In preparing this report, the controlling trustee will investigate the debtor’s affairs and determine the potential return to creditors under a bankruptcy and under the PIA. When conducting these investigations, the trustee will have a particular focus on the following:
- The debtor’s income – to determine compulsory income contributions the debtor would be liable to pay if they were declared bankrupt. Refer to our previous blog post for further information in relation to compulsory income contributions.
- The debtor’s assets – to determine realisable assets that would exist if the debtor were declared bankrupt.
- The debtor’s creditors – to determine the legitimacy of related party creditor claims.
- Voidable transactions – to determine whether any voidable transactions would be recoverable if the debtor were declared bankrupt. Please refer to our resource centre for further information in relation to voidable transactions in bankruptcy.
When considering a PIA, a debtor should step back and impartially inspect their affairs. The debtor should attempt to form a view on how a controlling trustee may interpret their affairs. This will allow the debtor to assess what information ought to be disclosed to their controlling trustee and also what a reasonable proposal to creditors may look like.
Some examples of questions the debtor should ask themselves include:
- would there be grounds for a bankruptcy trustee to deem their income as a higher amount? (This is an issue for another day)
- have they made contributions towards property which may give rise to an equitable interest in that property?
- are claims of related party creditors genuine and if so, is there conclusive evidence to support the claims?
- have they been party to any transactions which may be considered void against a bankruptcy trustee?
It is in a debtor’s best interests to be fully transparent with their controlling trustee and thereby, creditors. This has the benefit of reducing the costs of the PIA by limiting investigations caused by conflicting information. Additionally, when the Controlling Trustee’s report effectively ratifies information disclosed by the debtor, this provides creditors with an assurance that they can trust the debtor, thereby reducing doubt they may have surrounding the PIA.
As creditors are the ones who ultimately decide the fate of the debtor, it is wise for the debtor to put themselves in creditors’ shoes and assess the benefits of a PIA to creditors.
If a proposed PIA only provides a return which is a few cents per dollar higher than bankruptcy, creditors may not have an appetite to accept the proposal, simply out of principal.
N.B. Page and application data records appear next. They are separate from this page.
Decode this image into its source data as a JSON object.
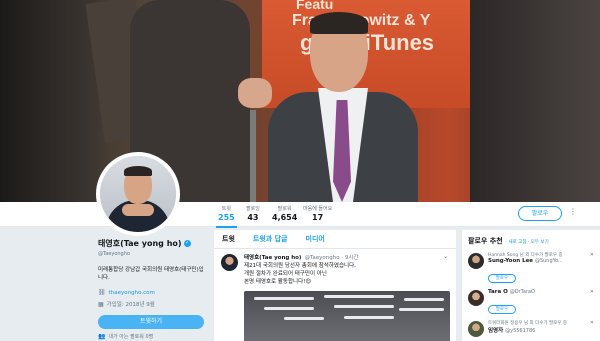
{
  "banner": {
    "screen_lines": [
      "Featu",
      "Fran Lebowitz & Y",
      "ge on iTunes"
    ]
  },
  "profile": {
    "name": "태영호(Tae yong ho)",
    "handle": "@Taeyongho",
    "bio": "미래통합당 강남갑 국회의원 태영호(태구민)입니다.",
    "website": "thaeyongho.com",
    "joined": "가입일: 2018년 9월",
    "tweet_to_label": "트윗하기",
    "followers_you_know": "내가 아는 팔로워 0명"
  },
  "nav": {
    "stats": [
      {
        "label": "트윗",
        "value": "255"
      },
      {
        "label": "팔로잉",
        "value": "43"
      },
      {
        "label": "팔로워",
        "value": "4,654"
      },
      {
        "label": "마음에 들어요",
        "value": "17"
      }
    ],
    "follow_label": "팔로우",
    "more_icon": "⋮"
  },
  "timeline": {
    "tabs": [
      "트윗",
      "트윗과 답글",
      "미디어"
    ],
    "tweet": {
      "name": "태영호(Tae yong ho)",
      "handle": "@Taeyongho · 9시간",
      "lines": [
        "제21대 국회의원 당선자 총회에 참석하였습니다.",
        "개원 절차가 완료되어 태구민이 아닌",
        "본명 태영호로 활동합니다!😊"
      ],
      "more_icon": "⌄"
    }
  },
  "who_to_follow": {
    "title": "팔로우 추천",
    "links": "· 새로 고침 · 모두 보기",
    "suggestions": [
      {
        "context": "Hannah Song 님 외 다수가 팔로우 중",
        "name": "Sung-Yoon Lee",
        "handle": "@SungYo...",
        "button": "팔로우"
      },
      {
        "context": "",
        "name": "Tara O",
        "handle": "@DrTaraO",
        "button": "팔로우"
      },
      {
        "context": "트위터회원 정용우 님 외 다수가 팔로우 중",
        "name": "임영자",
        "handle": "@y5561786",
        "button": "팔로우"
      }
    ],
    "close_icon": "✕"
  },
  "colors": {
    "accent": "#1da1f2",
    "page_bg": "#e6ecf0"
  }
}
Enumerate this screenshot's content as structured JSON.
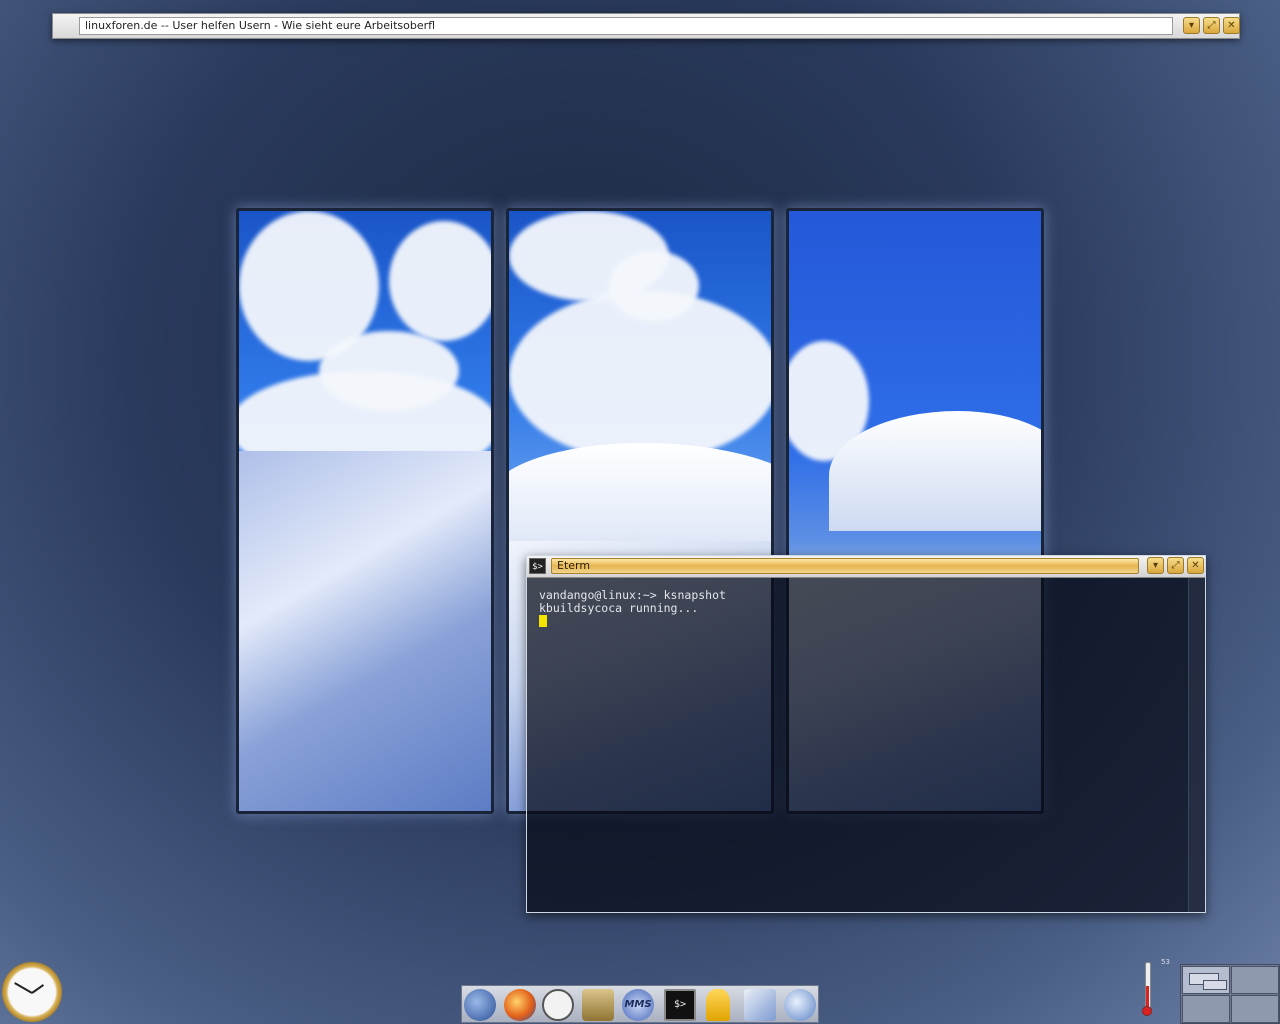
{
  "browser_window": {
    "title": "linuxforen.de -- User helfen Usern - Wie sieht eure Arbeitsoberfl",
    "minimize_icon": "chevron-down-icon",
    "maximize_icon": "maximize-icon",
    "close_icon": "close-icon"
  },
  "eterm_window": {
    "title": "Eterm",
    "app_icon_text": "$>",
    "lines": [
      "vandango@linux:~> ksnapshot",
      "kbuildsycoca running..."
    ],
    "cursor_color": "#f4e400"
  },
  "dock": {
    "items": [
      {
        "name": "thunderbird-icon"
      },
      {
        "name": "firefox-icon"
      },
      {
        "name": "clock-app-icon"
      },
      {
        "name": "gimp-icon"
      },
      {
        "name": "mms-icon",
        "label": "MMS"
      },
      {
        "name": "terminal-icon",
        "label": "$>"
      },
      {
        "name": "user-icon"
      },
      {
        "name": "editor-icon"
      },
      {
        "name": "settings-icon"
      }
    ]
  },
  "system_tray": {
    "temperature": "53",
    "pager_desktops": 4
  },
  "colors": {
    "title_gold": "#e6b552",
    "desktop_blue": "#2a3a5c"
  }
}
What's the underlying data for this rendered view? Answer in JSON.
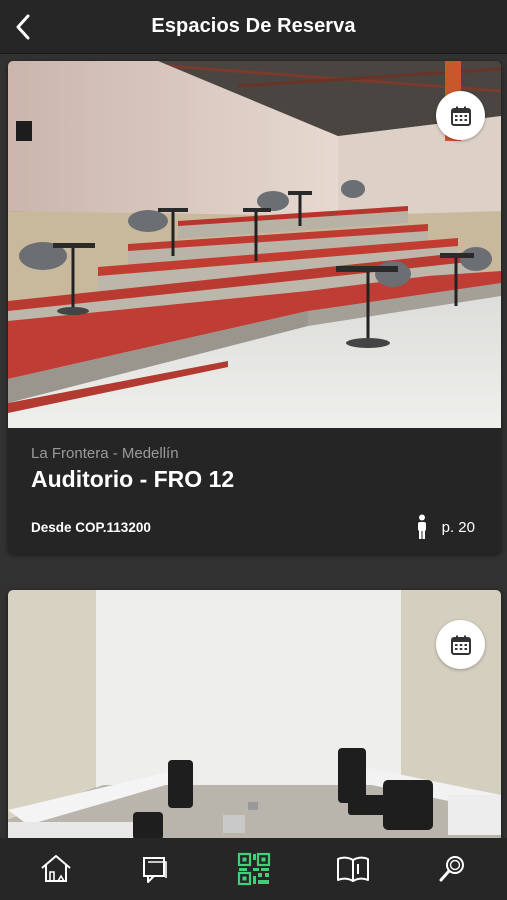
{
  "header": {
    "title": "Espacios De Reserva",
    "back_icon": "chevron-left-icon"
  },
  "spaces": [
    {
      "location": "La Frontera - Medellín",
      "name": "Auditorio - FRO 12",
      "price": "Desde COP.113200",
      "capacity": "p. 20",
      "calendar_icon": "calendar-icon",
      "person_icon": "person-icon"
    },
    {
      "calendar_icon": "calendar-icon"
    }
  ],
  "bottom_nav": {
    "items": [
      {
        "icon": "home-icon"
      },
      {
        "icon": "chat-icon"
      },
      {
        "icon": "qr-code-icon",
        "active": true
      },
      {
        "icon": "book-icon"
      },
      {
        "icon": "search-icon"
      }
    ],
    "active_color": "#3fd07a",
    "inactive_color": "#ffffff"
  },
  "colors": {
    "background": "#323232",
    "header": "#262626",
    "card": "#252525",
    "muted_text": "#9a9a9a"
  }
}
There are some methods which may be available to a debtor to bolster the return under a PIA and thus, increase its appeal.
A debtor may attempt to persuade bona fide related party creditors from participating in the PIA, thereby increasing the return to other creditors.
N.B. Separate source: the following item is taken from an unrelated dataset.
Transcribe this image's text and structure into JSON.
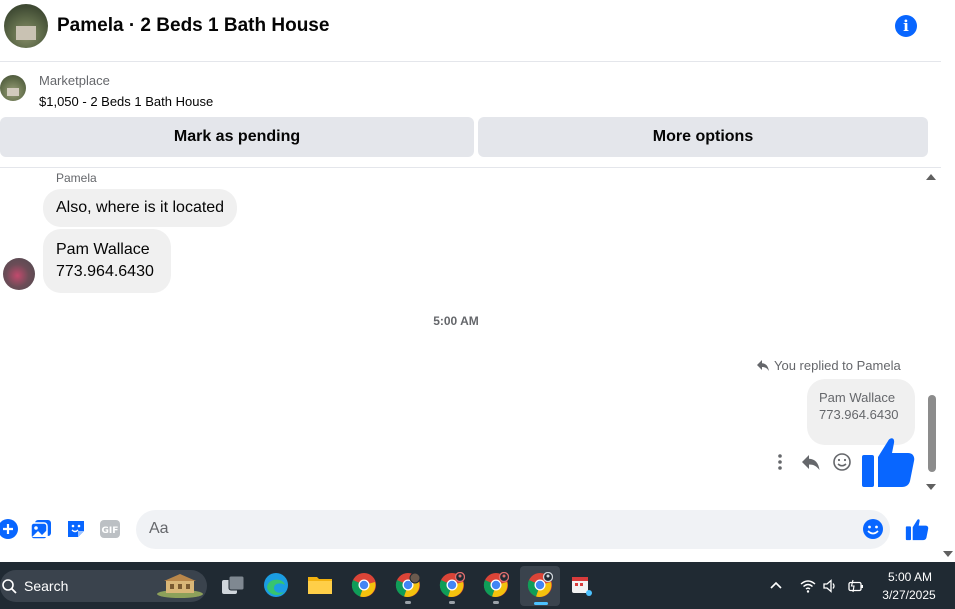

Alternatively (and perhaps most importantly), a debtor may make funds available under the PIA that would otherwise not be available. This may include contributions by family members and friends or assets that are exempt from recovery by a bankruptcy trustee. This could even include superannuation if a debtor is above preservation age.
Although the prevalence of Personal Insolvency Agreements has diminished, they can still be useful in certain situations.
Debtors can expect to maximise the prospects of a PIA being adopted by creditors by being fully transparent with their controlling trustees and taking steps to maximise the return to creditors by seeking external funding or limiting related participation of related party creditors in dividends under the PIA.
If you believe a Personal Insolvency Agreement may be beneficial to yourself or a client, please call our office to arrange an obligation free consultation.
Article written by Brett Harron – Supervisor